Interesting news on the legal front. The Civilian Extraterritorial Jurisdiction Act has been brought up before in the past to give DoJ the jurisdiction necessary to prosecute non-military related contractors. Which is a significant portion of US government contractors. This group would include DoS or ‘other government agency’ type contractors, and this legislation would close that gap. Currently the MEJA covers military related contractors.
Why this is important, and especially now, is that contractors currently work in countries where they are not covered by a SOFA or have immunity. They are basically at the mercy of the local judicial process. CEJA, like MEJA, would give the US government jurisdiction over contractors that it hires for work in these countries that have no SOFA in place to cover them. Iraq is an example of such arrangement and WPS guys and embassy protection forces are there, currently working for DoS. CEJA would give jurisdiction for prosecution to the US government.
In other words, if you ran into trouble, would you rather be tried in a US legal system or some overseas third world court run by corrupt officials?
Another point with the CEJA is that it further legitimizes the PMSC industry. It helps to take away that argument that we are somehow ‘above the law’ or untouchable. Clients of our services will benefit from having a protective force that can be held accountable.
It will also contribute to a speedier trial. Just ask the contractors involved with the Nisour Square incident, that have been in a legal mess for years. The legal jurisdiction has been a factor.
So we will see where this goes. One critique I do have in regards to this press release is the mention of Jamie Leigh Jones and her case. Whereas the jurisdictional questions about her case are valid to bring up, I find it disingenuous to not mention the fact that she lied about the whole thing.
To read up on the past issues with the CEJA, check out David Isenberg’s commentary on it over the years. Here is a copy of the latest bill and the Congressional Research Service wrote a report on the particulars of why a CEJA is the right thing to do. We will see how the committee treats this one. –Matt
Leahy, Price introduce legislation to hold American contractors overseas accountable
News Release — Sen. Patrick Leahy
July 14, 2014
Contact:?Jessica Brady (w/Leahy) – 202-224-7703?Andrew High (w/Price) – 202-225-1784
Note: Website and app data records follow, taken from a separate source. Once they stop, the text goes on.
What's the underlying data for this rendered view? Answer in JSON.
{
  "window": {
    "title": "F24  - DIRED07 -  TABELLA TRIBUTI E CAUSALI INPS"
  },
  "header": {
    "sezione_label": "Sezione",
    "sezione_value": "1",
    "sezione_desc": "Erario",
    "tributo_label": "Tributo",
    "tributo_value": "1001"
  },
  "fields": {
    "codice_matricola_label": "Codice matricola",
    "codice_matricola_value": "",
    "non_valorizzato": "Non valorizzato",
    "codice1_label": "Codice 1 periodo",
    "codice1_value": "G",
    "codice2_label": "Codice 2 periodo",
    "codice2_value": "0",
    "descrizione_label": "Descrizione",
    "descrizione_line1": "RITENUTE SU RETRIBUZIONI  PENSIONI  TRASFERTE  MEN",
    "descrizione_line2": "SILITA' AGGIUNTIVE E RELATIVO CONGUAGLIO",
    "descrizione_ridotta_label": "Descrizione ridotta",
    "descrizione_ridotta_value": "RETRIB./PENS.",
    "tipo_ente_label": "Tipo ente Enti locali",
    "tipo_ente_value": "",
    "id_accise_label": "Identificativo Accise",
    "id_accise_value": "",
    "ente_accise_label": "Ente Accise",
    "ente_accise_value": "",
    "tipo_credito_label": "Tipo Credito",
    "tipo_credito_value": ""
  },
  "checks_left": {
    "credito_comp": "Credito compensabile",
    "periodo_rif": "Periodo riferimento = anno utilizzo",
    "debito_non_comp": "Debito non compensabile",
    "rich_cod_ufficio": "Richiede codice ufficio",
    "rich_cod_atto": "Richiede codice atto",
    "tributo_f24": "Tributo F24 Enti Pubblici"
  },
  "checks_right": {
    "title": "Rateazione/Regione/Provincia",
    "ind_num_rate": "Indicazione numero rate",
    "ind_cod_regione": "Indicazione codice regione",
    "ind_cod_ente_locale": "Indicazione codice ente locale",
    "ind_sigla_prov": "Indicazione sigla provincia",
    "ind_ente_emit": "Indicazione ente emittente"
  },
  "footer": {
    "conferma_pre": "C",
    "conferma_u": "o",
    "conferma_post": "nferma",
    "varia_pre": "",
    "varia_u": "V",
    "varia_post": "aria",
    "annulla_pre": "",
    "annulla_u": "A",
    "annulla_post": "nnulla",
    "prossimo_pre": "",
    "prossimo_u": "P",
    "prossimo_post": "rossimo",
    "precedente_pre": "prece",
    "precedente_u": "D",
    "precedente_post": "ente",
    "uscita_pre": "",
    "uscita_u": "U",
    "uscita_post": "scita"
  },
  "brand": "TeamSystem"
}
Also helps lay groundwork for eventual preclearance arrangements in restoring Vermont-to-Montreal passenger rail service??WASHINGTON (MONDAY, July 14, 2014) – Senate Judiciary Committee Chairman Patrick Leahy (D-Vt.) and Congressman David Price (D-N.C.) renewed their partnership on bicameral legislation to provide accountability for American contractors and government employees working abroad.
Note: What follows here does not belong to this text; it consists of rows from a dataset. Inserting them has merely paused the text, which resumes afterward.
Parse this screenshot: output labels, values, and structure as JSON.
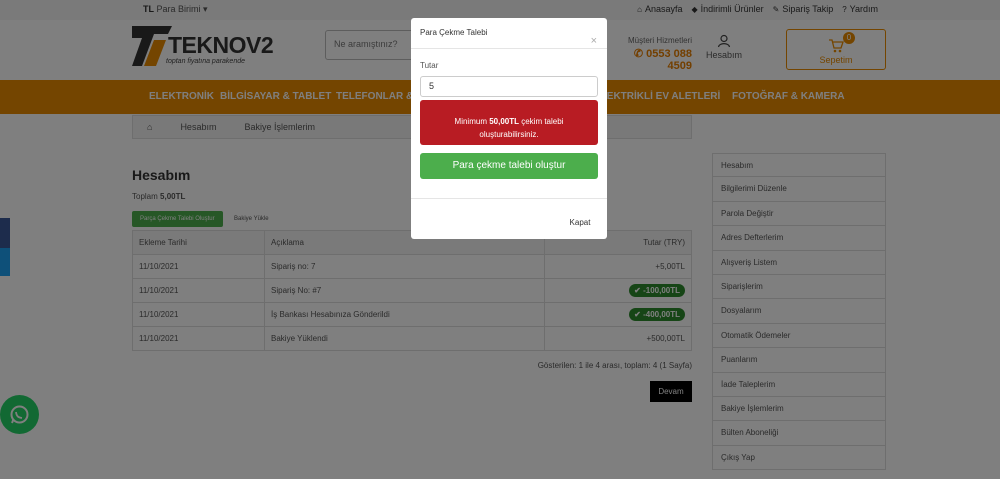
{
  "topbar": {
    "currency_code": "TL",
    "currency_label": "Para Birimi",
    "links": [
      "Anasayfa",
      "İndirimli Ürünler",
      "Sipariş Takip",
      "Yardım"
    ]
  },
  "header": {
    "logo_text": "TEKNOV2",
    "logo_tagline": "toptan fiyatına parakende",
    "search_placeholder": "Ne aramıştınız?",
    "support_label": "Müşteri Hizmetleri",
    "support_phone": "0553 088 4509",
    "account_label": "Hesabım",
    "cart_label": "Sepetim",
    "cart_count": "0"
  },
  "nav": [
    "ELEKTRONİK",
    "BİLGİSAYAR & TABLET",
    "TELEFONLAR &",
    "ELEKTRİKLİ EV ALETLERİ",
    "FOTOĞRAF & KAMERA"
  ],
  "breadcrumb": [
    "Hesabım",
    "Bakiye İşlemlerim"
  ],
  "page": {
    "title": "Hesabım",
    "total_label": "Toplam",
    "total_value": "5,00TL",
    "btn_withdraw": "Parça Çekme Talebi Oluştur",
    "btn_load": "Bakiye Yükle",
    "columns": [
      "Ekleme Tarihi",
      "Açıklama",
      "Tutar (TRY)"
    ],
    "rows": [
      {
        "date": "11/10/2021",
        "desc": "Sipariş no: 7",
        "amount": "+5,00TL",
        "badge": false
      },
      {
        "date": "11/10/2021",
        "desc": "Sipariş No: #7",
        "amount": "-100,00TL",
        "badge": true
      },
      {
        "date": "11/10/2021",
        "desc": "İş Bankası Hesabınıza Gönderildi",
        "amount": "-400,00TL",
        "badge": true
      },
      {
        "date": "11/10/2021",
        "desc": "Bakiye Yüklendi",
        "amount": "+500,00TL",
        "badge": false
      }
    ],
    "shown_text": "Gösterilen: 1 ile 4 arası, toplam: 4 (1 Sayfa)",
    "next_label": "Devam"
  },
  "sidebar": [
    "Hesabım",
    "Bilgilerimi Düzenle",
    "Parola Değiştir",
    "Adres Defterlerim",
    "Alışveriş Listem",
    "Siparişlerim",
    "Dosyalarım",
    "Otomatik Ödemeler",
    "Puanlarım",
    "İade Taleplerim",
    "Bakiye İşlemlerim",
    "Bülten Aboneliği",
    "Çıkış Yap"
  ],
  "modal": {
    "title": "Para Çekme Talebi",
    "close_glyph": "×",
    "amount_label": "Tutar",
    "amount_value": "5",
    "alert_prefix": "Minimum ",
    "alert_amount": "50,00TL",
    "alert_suffix": " çekim talebi oluşturabilirsiniz.",
    "submit_label": "Para çekme talebi oluştur",
    "close_label": "Kapat"
  },
  "colors": {
    "brand_orange": "#e88b00",
    "success_green": "#4cae4c",
    "alert_red": "#b81c23"
  }
}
The Civilian Extraterritorial Jurisdiction Act (CEJA), which the lawmakers introduced Monday, would close a gap in current law and ensure that government employees and contractors working overseas can be prosecuted for criminal acts they commit abroad. The two lawmakers have worked together on the legislation for years.
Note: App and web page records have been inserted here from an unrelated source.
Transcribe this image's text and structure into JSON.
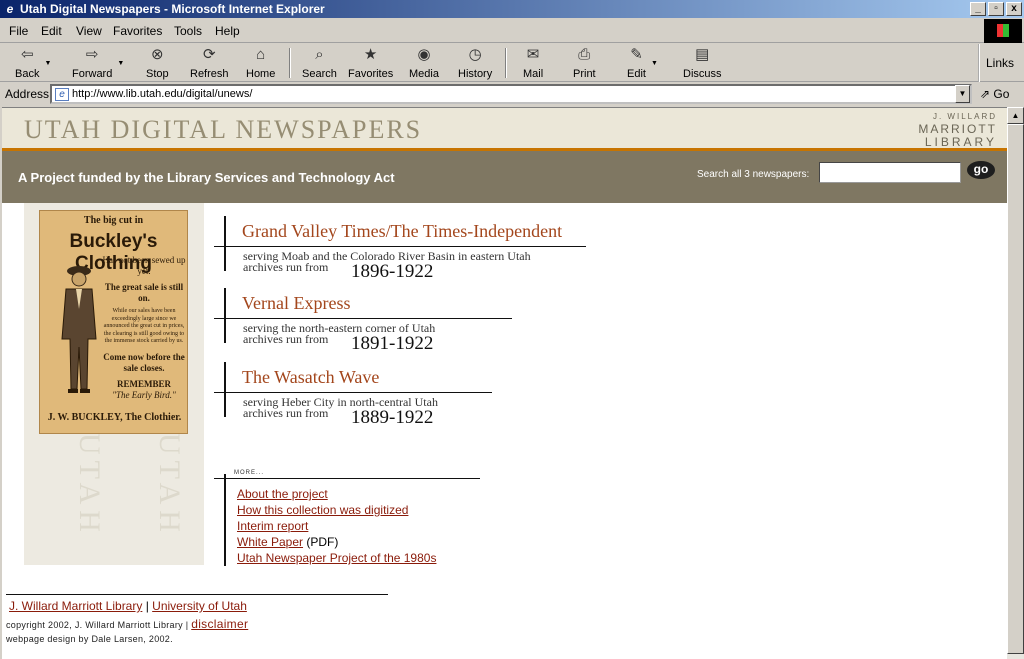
{
  "window": {
    "title": "Utah Digital Newspapers - Microsoft Internet Explorer",
    "buttons": [
      "_",
      "▫",
      "x"
    ]
  },
  "menu": [
    "File",
    "Edit",
    "View",
    "Favorites",
    "Tools",
    "Help"
  ],
  "toolbar": {
    "back": "Back",
    "forward": "Forward",
    "stop": "Stop",
    "refresh": "Refresh",
    "home": "Home",
    "search": "Search",
    "favorites": "Favorites",
    "media": "Media",
    "history": "History",
    "mail": "Mail",
    "print": "Print",
    "edit": "Edit",
    "discuss": "Discuss",
    "links": "Links"
  },
  "address": {
    "label": "Address",
    "url": "http://www.lib.utah.edu/digital/unews/",
    "go": "Go"
  },
  "header": {
    "title": "UTAH DIGITAL NEWSPAPERS",
    "library_line1": "J. WILLARD",
    "library_line2": "MARRIOTT",
    "library_line3": "LIBRARY"
  },
  "band": {
    "project": "A Project funded by the Library Services and Technology Act",
    "search_label": "Search all 3 newspapers:",
    "search_value": "",
    "go": "go"
  },
  "ad": {
    "line1": "The big cut in",
    "line2": "Buckley's Clothing",
    "lines": [
      "Has not been sewed up yet.",
      "The great sale is still on.",
      "While our sales have been exceedingly large since we announced the great cut in prices, the clearing is still good owing to the immense stock carried by us.",
      "Come now before the sale closes.",
      "REMEMBER",
      "\"The Early Bird.\""
    ],
    "footer": "J. W. BUCKLEY, The Clothier."
  },
  "newspapers": [
    {
      "name": "Grand Valley Times/The Times-Independent",
      "serving": "serving Moab and the Colorado River Basin in eastern Utah",
      "archives": "archives run from",
      "years": "1896-1922"
    },
    {
      "name": "Vernal Express",
      "serving": "serving the north-eastern corner of Utah",
      "archives": "archives run from",
      "years": "1891-1922"
    },
    {
      "name": "The Wasatch Wave",
      "serving": "serving Heber City in north-central Utah",
      "archives": "archives run from",
      "years": "1889-1922"
    }
  ],
  "more": {
    "label": "MORE...",
    "links": [
      "About the project",
      "How this collection was digitized",
      "Interim report",
      "White Paper",
      "Utah Newspaper Project of the 1980s"
    ],
    "white_paper_suffix": " (PDF)"
  },
  "footer": {
    "library_link": "J. Willard Marriott Library",
    "separator": "|",
    "university_link": "University of Utah",
    "copyright": "copyright 2002, J. Willard Marriott Library",
    "separator2": "|",
    "disclaimer": "disclaimer",
    "design": "webpage design by Dale Larsen, 2002."
  }
}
The legislation allows the U.S. Justice Department to prosecute government contractors and employees for certain crimes committed overseas. Tragedies like the 2007 killing of unarmed civilians in Baghdad by private security contractors with Blackwater underscore the need for clear jurisdiction and trained investigative and prosecutorial task forces able to hold wrongdoers accountable. Four Blackwater guards involved in the Nisour Square shooting are currently on trial.
“The Blackwater trial is only just now under way, seven years after this tragedy, and the defendants continue to argue in court that the U.S. government does not have jurisdiction to prosecute them,” Senator Leahy said. “This bill would also provide greater protection to American victims of crime, as it would lead to more accountability for crimes committed by U.S. government contractors and employees against Americans working abroad.”